Patrick McElmurry reads a book a week, and visits the DeWitt Library every 10 days to swap out novels.
"Reading takes you places you can never go, and I've traveled a lot because of what I saw in books. And you're able to have these experiences," said Mclemurry, a library patron.
But McElmurry is just one of the DeWitt voters who will decide whether or not to cough up more cash to build a new library and maintain operating costs. And the change isn't cheap.
"I'm a taxpayer too, and nobody wants their taxes to go up. But we believe there are issues we're supporting, and we believe that the DeWitt Library is one of them," said Jennifer Balcom, the DeWitt Library's director.
On May 7th, DeWitt, DeWitt Township, and part of Watertown Township will vote on two millage proposals that together will cost a person that owns a $200,000 home a total of $5655 dollars in taxes, over 25 years. That's $254 dollars every year just for the library.
44% of DeWitt residents have a library card like this one, but some have joined other libraries because they say this one just doesn't have what they need.
This will be the library's third attempt at getting money to meet those needs. Jennifer Balcom, the library's director, says it would allow the library to finally properly serve the community.
"DeWitt is a great community. It has a lot of great assets. And the DeWitt Library is one of the exceptions to that. We are not able to offer the products and services and materials that we should offer to a community of this size," said Balcom.
But for voracious readers like McElmurry the tax increase is well worth it, and he says he will still save money.
"I do not want to pay thirty dollars for every book I want to read... or more. that's why i think it's well worth the value," said Mclemurry.
But for the more than half of population that does not use the library, the tax increase may not be worth it.
The library's director says the increase in operating funds would allow the library to provide new programs for children, more meeting space, and of course... many new books. From 2001-2010 library use increased around 33%. East Lansing just passed a millage proposal last year that came out to 100-dollars a year for the owner of a $200,000 home.

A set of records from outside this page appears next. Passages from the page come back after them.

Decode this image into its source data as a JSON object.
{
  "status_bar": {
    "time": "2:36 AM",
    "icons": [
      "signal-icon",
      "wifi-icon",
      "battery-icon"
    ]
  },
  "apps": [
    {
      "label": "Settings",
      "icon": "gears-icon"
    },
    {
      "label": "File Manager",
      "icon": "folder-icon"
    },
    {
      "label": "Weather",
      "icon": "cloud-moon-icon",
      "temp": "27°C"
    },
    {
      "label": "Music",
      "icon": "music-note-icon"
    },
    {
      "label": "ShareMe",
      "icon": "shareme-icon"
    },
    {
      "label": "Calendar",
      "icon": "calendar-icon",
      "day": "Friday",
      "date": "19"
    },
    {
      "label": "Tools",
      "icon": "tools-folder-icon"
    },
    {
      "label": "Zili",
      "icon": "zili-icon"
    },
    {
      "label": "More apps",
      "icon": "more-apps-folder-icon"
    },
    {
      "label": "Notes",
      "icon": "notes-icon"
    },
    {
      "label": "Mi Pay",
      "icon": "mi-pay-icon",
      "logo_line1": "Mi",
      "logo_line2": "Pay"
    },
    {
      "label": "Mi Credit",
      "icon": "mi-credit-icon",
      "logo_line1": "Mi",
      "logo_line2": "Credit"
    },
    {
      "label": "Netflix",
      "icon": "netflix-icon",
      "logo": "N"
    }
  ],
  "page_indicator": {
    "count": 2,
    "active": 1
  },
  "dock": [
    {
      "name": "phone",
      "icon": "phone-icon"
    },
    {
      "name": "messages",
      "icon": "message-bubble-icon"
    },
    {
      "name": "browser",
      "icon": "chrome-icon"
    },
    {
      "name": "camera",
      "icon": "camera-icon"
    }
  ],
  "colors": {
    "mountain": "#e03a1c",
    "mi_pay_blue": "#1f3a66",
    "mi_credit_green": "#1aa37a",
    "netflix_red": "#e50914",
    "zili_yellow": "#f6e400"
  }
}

And in 2010, voters approved a four-year, one and-a-half mill renewal for the "Capital Area District Library".